Spawning from Hickman’s X-Men run; Marvel introduces a story in King Arthur’s realm as Gambit, Apocalypse, Psylocke and Jubilee fight Morgan Le Faye.
As Psylocke leaves for Krakoa, we get a few pages of goodbye from her family, a sequence used to give Psylocke more personality. Unfortunately, some of the characters and interactions in this issue felt like dumb jokes; from the Eat, Pray, Love reference to Apocalypse wanting his name changed, I found it all to be unfunny and not my kind of humor.
Another moment that surprised me was when Psylocke becomes aggravated with her brother Jamie and resorts to forcing him to go back to his brother, Brian, and let him know he’s ok. When this scene happened, I thought it was rather abusive having Psylocke use her powers to get a brother, who is joking around, to do something. I know working with people like that can be difficult, but instead the author decided to depict Psylocke abusing her powers for the sake of others while hurting people in the process. Seeing that happen made me question the circumstances and authors choices with writing some of the characters.
As an element to progress the story, we have a portal in Krakoa that is sealed but leads to Camelot, resulting in the conflict with morigan. Apocalypse, being onsessed with learning where it leads, recruits Rogue and Gambit among others. When he finds out that Psylocke had already found a way into the realm that the portal leads to, he recruits Jubilee, because she last talked to Psylocke. Jubilee’s conversation with Psylocke though, was just asking if she wanted a drink. This felt like a forced addition to the team. Just because a character asked a question, they are now an important member of the team.

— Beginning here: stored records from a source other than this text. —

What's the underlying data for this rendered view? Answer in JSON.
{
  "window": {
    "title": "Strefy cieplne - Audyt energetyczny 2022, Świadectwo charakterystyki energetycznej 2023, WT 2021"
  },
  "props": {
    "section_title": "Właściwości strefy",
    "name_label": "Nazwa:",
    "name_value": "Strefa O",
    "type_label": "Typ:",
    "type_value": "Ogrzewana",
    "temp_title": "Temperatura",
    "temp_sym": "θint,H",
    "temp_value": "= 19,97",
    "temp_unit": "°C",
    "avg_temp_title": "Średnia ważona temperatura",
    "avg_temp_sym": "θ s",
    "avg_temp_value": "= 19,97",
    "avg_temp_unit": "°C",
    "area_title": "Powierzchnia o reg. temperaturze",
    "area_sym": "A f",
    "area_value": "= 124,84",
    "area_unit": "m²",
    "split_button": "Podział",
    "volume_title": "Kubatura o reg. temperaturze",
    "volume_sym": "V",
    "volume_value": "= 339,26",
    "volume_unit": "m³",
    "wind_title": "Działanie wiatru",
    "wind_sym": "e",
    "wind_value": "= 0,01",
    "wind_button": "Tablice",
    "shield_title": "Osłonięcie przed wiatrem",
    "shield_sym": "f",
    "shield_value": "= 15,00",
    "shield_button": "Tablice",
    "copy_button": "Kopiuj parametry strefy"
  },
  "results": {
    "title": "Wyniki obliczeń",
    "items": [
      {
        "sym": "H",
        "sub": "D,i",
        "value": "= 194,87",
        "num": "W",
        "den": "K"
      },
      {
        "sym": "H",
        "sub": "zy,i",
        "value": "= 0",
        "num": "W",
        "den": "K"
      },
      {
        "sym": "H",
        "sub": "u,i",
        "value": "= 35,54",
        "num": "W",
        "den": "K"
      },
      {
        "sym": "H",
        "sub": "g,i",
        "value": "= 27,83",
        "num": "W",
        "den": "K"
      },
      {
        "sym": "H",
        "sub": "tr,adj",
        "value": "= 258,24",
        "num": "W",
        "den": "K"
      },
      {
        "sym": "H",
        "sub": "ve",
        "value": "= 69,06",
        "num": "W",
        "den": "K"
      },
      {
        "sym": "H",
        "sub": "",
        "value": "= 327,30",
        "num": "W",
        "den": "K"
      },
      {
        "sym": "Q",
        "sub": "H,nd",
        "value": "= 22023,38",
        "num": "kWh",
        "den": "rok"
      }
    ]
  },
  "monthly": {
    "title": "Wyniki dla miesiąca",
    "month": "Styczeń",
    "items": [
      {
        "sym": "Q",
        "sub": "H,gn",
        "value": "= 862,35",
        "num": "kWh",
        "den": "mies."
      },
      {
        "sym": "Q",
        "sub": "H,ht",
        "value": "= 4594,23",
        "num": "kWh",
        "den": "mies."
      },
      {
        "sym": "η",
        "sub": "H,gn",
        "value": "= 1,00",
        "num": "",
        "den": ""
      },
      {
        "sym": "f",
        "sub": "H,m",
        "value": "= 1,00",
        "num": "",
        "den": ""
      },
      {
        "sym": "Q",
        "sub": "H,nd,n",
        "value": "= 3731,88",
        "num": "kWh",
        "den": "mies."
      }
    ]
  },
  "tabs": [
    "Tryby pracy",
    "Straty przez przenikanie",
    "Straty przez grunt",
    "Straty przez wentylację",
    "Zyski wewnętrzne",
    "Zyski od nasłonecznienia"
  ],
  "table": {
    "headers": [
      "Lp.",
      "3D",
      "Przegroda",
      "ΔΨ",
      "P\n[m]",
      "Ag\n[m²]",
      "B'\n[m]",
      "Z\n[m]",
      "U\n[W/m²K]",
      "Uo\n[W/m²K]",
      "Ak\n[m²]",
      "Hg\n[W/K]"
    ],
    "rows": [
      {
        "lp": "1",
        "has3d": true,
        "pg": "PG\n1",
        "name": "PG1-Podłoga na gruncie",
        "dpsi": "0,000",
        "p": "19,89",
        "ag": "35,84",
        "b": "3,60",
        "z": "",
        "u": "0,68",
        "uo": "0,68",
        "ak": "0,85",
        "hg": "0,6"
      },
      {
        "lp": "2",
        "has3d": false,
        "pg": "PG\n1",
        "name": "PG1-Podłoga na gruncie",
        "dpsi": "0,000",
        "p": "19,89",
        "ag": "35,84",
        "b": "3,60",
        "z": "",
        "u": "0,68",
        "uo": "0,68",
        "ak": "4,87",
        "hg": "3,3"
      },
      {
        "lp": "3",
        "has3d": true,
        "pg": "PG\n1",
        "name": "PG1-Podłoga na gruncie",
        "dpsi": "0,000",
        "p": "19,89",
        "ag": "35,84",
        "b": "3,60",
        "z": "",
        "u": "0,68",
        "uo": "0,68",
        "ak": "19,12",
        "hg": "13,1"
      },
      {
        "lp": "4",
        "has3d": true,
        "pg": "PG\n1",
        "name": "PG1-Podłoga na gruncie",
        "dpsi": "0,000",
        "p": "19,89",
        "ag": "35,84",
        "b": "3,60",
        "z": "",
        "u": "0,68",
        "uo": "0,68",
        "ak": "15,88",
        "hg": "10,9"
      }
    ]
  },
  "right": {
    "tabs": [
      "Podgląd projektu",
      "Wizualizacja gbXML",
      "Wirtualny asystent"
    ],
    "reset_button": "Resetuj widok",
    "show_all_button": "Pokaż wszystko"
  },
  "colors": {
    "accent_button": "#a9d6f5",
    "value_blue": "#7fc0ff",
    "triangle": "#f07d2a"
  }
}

Other than a lackluster storyline, Excalibur delivered average art pages with unexciting scenes. Watching Psylocke fold laundry or showing a lot of standing around talking is not exciting to watch. This issue is easily the weakest in the new line of X-Men stories that spawned from the creation of Krakoa.